> **Task brief**: Below are records; state how many of their lines hold the word "subtitle", and give only the figure.

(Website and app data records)
........
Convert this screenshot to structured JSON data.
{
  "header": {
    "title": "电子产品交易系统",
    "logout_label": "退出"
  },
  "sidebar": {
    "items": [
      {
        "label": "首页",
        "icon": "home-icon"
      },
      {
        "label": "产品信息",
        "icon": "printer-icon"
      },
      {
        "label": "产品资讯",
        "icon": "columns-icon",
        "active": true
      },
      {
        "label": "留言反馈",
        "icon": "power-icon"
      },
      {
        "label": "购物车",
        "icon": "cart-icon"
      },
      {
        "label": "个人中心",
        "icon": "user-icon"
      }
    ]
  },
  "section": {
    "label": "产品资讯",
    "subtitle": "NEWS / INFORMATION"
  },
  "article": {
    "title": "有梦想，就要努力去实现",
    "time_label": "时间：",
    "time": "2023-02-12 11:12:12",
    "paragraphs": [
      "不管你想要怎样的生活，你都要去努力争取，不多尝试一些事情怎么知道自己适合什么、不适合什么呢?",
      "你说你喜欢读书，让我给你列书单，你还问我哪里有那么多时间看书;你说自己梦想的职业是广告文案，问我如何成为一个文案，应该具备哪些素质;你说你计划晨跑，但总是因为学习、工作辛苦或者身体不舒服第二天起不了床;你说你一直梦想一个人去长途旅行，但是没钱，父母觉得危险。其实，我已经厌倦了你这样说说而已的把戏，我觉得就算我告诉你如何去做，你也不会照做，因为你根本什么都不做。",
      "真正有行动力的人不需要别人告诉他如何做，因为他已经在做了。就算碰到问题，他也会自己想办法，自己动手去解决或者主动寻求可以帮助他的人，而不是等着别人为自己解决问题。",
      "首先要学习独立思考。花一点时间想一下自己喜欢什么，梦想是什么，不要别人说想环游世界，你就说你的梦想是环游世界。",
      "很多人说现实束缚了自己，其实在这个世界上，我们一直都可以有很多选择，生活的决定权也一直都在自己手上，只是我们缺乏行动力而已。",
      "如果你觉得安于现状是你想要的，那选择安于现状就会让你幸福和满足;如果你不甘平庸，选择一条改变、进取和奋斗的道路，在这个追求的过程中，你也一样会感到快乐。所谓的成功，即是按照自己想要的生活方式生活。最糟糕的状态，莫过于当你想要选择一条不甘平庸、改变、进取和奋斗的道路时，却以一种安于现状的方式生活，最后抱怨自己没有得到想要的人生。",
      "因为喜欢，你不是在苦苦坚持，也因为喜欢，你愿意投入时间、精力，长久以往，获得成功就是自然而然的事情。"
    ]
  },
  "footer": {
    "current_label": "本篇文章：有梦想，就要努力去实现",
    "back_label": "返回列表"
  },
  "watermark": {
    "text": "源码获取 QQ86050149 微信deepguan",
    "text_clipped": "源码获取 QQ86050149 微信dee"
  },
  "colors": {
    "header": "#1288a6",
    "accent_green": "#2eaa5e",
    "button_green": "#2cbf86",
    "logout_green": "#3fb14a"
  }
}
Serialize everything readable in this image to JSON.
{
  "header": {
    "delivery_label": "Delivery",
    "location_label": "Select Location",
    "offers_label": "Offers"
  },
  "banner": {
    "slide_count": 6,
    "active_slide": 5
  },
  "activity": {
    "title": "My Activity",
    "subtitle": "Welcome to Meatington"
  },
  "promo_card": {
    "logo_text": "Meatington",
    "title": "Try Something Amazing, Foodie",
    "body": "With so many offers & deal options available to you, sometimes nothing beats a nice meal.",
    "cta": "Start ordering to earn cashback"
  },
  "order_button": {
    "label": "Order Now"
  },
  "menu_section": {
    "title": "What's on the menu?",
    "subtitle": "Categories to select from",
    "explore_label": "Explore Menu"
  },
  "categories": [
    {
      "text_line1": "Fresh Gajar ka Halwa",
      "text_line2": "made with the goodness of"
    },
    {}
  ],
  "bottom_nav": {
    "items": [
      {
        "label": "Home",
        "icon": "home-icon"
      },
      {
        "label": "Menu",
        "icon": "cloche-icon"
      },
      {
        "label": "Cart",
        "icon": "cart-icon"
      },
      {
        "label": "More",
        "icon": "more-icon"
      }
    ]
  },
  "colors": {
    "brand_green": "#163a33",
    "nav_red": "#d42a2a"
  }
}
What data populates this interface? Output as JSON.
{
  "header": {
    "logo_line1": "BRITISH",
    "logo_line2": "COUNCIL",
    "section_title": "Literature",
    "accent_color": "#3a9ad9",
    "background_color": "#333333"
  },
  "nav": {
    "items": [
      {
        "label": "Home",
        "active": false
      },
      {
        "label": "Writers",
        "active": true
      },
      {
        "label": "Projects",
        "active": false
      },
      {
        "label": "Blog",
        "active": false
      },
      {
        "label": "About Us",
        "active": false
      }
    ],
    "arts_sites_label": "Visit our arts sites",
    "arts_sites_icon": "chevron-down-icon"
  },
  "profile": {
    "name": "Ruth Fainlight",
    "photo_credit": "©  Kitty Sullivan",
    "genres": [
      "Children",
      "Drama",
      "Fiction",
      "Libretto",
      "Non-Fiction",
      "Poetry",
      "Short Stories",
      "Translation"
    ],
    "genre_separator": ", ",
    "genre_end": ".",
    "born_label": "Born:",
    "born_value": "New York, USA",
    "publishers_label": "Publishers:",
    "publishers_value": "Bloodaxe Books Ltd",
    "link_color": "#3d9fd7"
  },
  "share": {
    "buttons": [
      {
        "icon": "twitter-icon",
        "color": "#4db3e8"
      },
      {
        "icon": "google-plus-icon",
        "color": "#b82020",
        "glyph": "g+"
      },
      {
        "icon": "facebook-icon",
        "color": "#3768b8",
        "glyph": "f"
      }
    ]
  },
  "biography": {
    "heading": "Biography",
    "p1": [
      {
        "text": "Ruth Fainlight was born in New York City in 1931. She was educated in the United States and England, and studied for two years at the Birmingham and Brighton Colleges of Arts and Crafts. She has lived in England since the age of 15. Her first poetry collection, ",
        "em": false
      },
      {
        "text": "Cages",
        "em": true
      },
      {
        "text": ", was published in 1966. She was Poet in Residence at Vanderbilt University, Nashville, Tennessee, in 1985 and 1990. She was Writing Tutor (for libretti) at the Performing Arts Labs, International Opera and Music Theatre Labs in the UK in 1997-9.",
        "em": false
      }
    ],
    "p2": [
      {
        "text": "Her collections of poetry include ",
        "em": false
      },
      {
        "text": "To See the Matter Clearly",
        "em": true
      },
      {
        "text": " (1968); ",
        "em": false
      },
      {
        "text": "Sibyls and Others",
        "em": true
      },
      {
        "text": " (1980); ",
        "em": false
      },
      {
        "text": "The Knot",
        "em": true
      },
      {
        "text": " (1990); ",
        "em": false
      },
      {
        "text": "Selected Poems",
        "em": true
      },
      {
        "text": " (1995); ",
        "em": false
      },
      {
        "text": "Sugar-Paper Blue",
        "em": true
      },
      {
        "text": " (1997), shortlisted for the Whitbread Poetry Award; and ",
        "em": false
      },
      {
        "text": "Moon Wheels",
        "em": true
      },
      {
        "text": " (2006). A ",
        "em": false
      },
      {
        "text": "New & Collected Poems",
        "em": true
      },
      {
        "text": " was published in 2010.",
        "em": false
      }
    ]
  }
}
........
> **Response box**: 3